→ **Work instructions**: Which lines in the data contain the word "icon"? Please copy each of them.

→ **Extracted data**:

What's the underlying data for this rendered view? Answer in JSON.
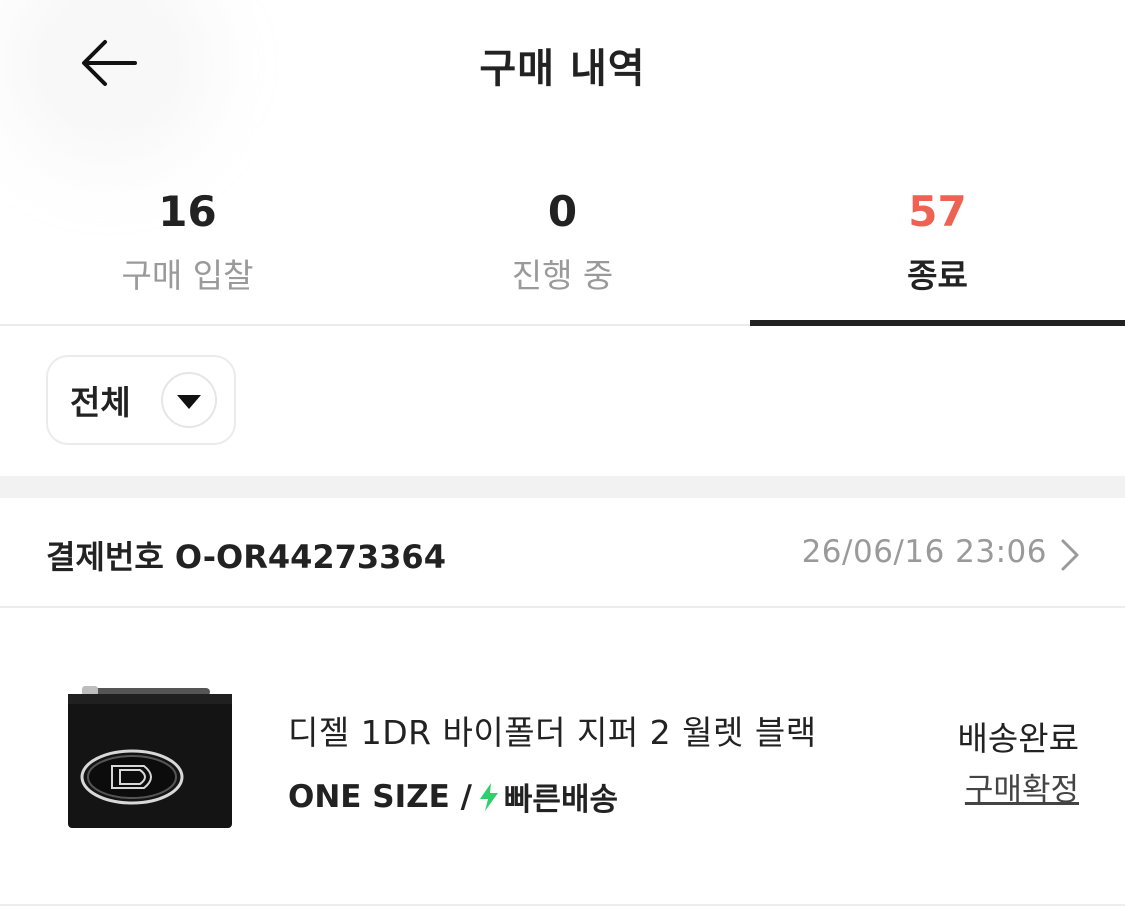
{
  "header": {
    "title": "구매 내역",
    "back_icon": "arrow-left-icon"
  },
  "summary_tabs": [
    {
      "count": "16",
      "label": "구매 입찰",
      "active": false
    },
    {
      "count": "0",
      "label": "진행 중",
      "active": false
    },
    {
      "count": "57",
      "label": "종료",
      "active": true
    }
  ],
  "colors": {
    "active_count": "#ef6253",
    "text": "#222222",
    "muted": "#9a9a9a",
    "bolt": "#2fd06b"
  },
  "filter": {
    "label": "전체",
    "icon": "triangle-down-icon"
  },
  "order": {
    "id_label": "결제번호",
    "id_value": "O-OR44273364",
    "date": "26/06/16 23:06",
    "chevron_icon": "chevron-right-icon"
  },
  "product": {
    "name": "디젤 1DR 바이폴더 지퍼 2 월렛 블랙",
    "size": "ONE SIZE /",
    "delivery_icon": "lightning-icon",
    "delivery": "빠른배송",
    "status": "배송완료",
    "action": "구매확정"
  }
}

→ **Answer box**:
    "back_icon": "arrow-left-icon"
    "icon": "triangle-down-icon"
    "chevron_icon": "chevron-right-icon"
    "delivery_icon": "lightning-icon",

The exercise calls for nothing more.